Of course, had it been a French product associated with a location such as Champagne, it is likely that anyone producing mayonnaise without eggs would have been obliged to use a different name. The investment in protecting Champagne as an incredibly valuable French regional brand has been, and still is, huge. It is now a £5bn industry.
So we come to the legal spat in the US between Unilever, the maker of Hellmann's, known for its numerous varieties of mayonnaise (all containing eggs) and a company called Hampton Creek, which has launched an eggless product called Just Mayo.
Unilever is accusing Hampton Creek of false advertising because Just Mayo contains no egg, so it 'can't be mayonnaise.' It is made from yellow pea shoots.
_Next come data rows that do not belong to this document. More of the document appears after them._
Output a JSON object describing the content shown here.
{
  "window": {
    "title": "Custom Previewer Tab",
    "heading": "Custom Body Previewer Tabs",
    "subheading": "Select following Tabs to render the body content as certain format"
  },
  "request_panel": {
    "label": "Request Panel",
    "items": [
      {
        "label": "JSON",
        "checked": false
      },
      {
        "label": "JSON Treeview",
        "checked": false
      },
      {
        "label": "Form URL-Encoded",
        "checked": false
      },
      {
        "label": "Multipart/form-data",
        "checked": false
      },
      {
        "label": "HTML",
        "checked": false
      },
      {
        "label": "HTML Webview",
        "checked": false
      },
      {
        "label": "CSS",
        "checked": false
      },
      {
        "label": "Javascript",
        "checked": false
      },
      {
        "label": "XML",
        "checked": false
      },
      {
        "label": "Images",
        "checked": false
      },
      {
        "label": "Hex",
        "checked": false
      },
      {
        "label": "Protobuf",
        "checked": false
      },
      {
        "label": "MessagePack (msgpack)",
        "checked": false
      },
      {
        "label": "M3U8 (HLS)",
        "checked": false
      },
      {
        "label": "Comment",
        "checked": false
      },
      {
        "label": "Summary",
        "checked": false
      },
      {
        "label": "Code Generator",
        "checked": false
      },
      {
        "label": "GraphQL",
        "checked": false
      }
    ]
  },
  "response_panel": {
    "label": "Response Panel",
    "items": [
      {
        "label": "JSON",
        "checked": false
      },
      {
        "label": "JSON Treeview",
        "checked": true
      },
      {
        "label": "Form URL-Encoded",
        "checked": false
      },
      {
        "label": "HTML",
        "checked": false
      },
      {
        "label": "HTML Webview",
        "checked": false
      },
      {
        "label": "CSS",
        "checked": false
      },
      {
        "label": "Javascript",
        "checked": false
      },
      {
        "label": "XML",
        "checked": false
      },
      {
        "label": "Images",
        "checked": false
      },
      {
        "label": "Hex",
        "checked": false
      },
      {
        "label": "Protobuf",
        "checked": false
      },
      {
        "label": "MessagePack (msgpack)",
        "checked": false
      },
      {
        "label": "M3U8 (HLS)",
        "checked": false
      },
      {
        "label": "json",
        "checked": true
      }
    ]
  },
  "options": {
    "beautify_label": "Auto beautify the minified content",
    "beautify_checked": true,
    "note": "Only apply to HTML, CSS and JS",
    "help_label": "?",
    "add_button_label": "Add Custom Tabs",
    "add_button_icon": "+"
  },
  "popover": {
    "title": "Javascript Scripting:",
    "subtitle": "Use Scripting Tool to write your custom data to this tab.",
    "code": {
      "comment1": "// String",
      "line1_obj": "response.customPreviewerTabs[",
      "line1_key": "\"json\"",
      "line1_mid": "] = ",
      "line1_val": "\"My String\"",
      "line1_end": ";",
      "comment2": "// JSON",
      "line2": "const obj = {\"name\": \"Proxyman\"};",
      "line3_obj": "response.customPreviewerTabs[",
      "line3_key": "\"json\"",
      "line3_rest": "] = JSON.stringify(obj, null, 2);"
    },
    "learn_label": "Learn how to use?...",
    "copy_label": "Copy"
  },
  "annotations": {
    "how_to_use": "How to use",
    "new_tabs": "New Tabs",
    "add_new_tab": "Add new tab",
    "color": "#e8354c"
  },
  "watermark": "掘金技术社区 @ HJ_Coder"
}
Unilever claims the marketing of "Just Mayo" has "caused consumer deception and serious, irreparable harm to Unilever," and that calling the spread Just Mayo is "part of a larger campaign... by Hampton Creek to falsely promote Just Mayo spread as tasting better than, and being superior to, Best Foods and Hellmann's mayonnaise."
In the UK, food must be correctly labelled, and Just Mayo makes it clear it does not contain egg. As Just Mayo is a brand name, assuming that the labelling is clear, this will probably do. However, there is an obvious argument that calling a product that is not mayonnaise Just Mayo creates a misleading impression.
Does Hellmann's have a right to claim economic value in mayonnaise? Unlikely. There is legislation protecting the consumer from misleading labelling, which ensures anyone selling mayonnaise must label it accurately, and any company can trademark a brand and seek protection for it. It is unlikely Hellmann's could bring a claim in the English courts that Just Mayo's product amounts to unfair competition.
It remains to be seen who will be left with egg on their face.
Michael Hatchwell is immediate past president of Globalaw